Data to use -
Start of Block
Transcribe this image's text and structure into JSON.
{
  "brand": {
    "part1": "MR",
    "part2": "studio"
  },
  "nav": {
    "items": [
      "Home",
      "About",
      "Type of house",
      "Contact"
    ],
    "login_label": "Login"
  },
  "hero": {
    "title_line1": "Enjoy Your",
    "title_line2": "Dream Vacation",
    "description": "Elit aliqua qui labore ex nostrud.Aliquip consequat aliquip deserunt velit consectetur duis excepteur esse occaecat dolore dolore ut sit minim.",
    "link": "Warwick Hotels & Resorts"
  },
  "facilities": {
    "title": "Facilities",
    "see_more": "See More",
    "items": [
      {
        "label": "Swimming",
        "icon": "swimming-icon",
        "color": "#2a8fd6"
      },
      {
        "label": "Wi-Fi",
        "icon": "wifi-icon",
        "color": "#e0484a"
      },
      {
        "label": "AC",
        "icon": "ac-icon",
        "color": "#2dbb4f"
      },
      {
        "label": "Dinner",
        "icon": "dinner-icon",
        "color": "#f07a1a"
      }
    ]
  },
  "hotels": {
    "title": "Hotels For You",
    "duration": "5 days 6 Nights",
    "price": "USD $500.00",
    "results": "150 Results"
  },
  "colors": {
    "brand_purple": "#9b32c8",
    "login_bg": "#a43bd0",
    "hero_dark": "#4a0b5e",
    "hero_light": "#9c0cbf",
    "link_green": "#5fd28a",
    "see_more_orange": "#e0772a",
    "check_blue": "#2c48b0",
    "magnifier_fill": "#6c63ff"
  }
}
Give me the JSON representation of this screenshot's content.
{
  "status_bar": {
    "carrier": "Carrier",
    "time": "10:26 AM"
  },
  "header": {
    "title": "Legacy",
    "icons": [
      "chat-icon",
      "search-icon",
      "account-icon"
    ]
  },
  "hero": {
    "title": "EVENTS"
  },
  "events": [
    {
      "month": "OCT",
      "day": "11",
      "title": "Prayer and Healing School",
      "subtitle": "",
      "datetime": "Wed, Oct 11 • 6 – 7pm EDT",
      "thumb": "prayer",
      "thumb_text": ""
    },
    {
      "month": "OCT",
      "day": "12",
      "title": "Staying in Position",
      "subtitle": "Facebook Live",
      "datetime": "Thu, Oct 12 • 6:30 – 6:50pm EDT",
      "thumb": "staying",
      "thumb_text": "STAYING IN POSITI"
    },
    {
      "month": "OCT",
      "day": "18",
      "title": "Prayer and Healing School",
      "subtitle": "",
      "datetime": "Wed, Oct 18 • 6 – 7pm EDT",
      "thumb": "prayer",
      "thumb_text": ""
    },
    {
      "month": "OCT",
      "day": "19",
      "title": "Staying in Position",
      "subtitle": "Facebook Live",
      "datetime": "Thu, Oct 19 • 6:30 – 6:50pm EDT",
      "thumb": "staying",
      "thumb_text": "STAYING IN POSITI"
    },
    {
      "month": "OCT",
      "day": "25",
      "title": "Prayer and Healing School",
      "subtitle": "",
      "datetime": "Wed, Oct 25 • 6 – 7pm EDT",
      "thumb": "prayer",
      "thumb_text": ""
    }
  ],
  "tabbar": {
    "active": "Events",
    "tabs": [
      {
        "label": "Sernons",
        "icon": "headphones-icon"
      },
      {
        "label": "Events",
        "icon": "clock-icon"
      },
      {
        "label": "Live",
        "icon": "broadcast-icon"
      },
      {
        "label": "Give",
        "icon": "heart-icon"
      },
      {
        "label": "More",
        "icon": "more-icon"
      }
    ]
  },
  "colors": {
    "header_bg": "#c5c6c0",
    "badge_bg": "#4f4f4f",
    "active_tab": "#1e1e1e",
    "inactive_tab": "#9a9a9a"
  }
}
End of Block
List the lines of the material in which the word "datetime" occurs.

      "datetime": "Wed, Oct 11 • 6 – 7pm EDT",
      "datetime": "Thu, Oct 12 • 6:30 – 6:50pm EDT",
      "datetime": "Wed, Oct 18 • 6 – 7pm EDT",
      "datetime": "Thu, Oct 19 • 6:30 – 6:50pm EDT",
      "datetime": "Wed, Oct 25 • 6 – 7pm EDT",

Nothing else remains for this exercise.